[Interface dataset entries]
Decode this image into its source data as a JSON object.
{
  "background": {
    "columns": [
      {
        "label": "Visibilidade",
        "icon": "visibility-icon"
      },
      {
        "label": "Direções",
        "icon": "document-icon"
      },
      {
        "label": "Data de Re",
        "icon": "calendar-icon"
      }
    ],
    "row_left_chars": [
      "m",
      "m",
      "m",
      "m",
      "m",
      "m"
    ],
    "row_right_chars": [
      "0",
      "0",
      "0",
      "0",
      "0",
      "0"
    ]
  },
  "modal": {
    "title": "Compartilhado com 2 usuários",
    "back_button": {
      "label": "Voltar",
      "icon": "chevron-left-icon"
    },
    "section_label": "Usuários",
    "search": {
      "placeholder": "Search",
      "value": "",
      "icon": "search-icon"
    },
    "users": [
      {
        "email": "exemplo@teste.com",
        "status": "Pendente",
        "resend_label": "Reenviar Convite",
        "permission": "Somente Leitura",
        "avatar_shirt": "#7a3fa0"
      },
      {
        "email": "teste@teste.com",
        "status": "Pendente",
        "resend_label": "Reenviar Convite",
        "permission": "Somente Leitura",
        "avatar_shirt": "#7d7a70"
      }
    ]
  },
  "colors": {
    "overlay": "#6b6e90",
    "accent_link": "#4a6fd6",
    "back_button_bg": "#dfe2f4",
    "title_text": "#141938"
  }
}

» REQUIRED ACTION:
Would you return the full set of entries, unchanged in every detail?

» YOUR SOLUTION:
Decode this image into its source data as a JSON object.
{
  "background": {
    "columns": [
      {
        "label": "Visibilidade",
        "icon": "visibility-icon"
      },
      {
        "label": "Direções",
        "icon": "document-icon"
      },
      {
        "label": "Data de Re",
        "icon": "calendar-icon"
      }
    ],
    "row_left_chars": [
      "m",
      "m",
      "m",
      "m",
      "m",
      "m"
    ],
    "row_right_chars": [
      "0",
      "0",
      "0",
      "0",
      "0",
      "0"
    ]
  },
  "modal": {
    "title": "Compartilhado com 2 usuários",
    "back_button": {
      "label": "Voltar",
      "icon": "chevron-left-icon"
    },
    "section_label": "Usuários",
    "search": {
      "placeholder": "Search",
      "value": "",
      "icon": "search-icon"
    },
    "users": [
      {
        "email": "exemplo@teste.com",
        "status": "Pendente",
        "resend_label": "Reenviar Convite",
        "permission": "Somente Leitura",
        "avatar_shirt": "#7a3fa0"
      },
      {
        "email": "teste@teste.com",
        "status": "Pendente",
        "resend_label": "Reenviar Convite",
        "permission": "Somente Leitura",
        "avatar_shirt": "#7d7a70"
      }
    ]
  },
  "colors": {
    "overlay": "#6b6e90",
    "accent_link": "#4a6fd6",
    "back_button_bg": "#dfe2f4",
    "title_text": "#141938"
  }
}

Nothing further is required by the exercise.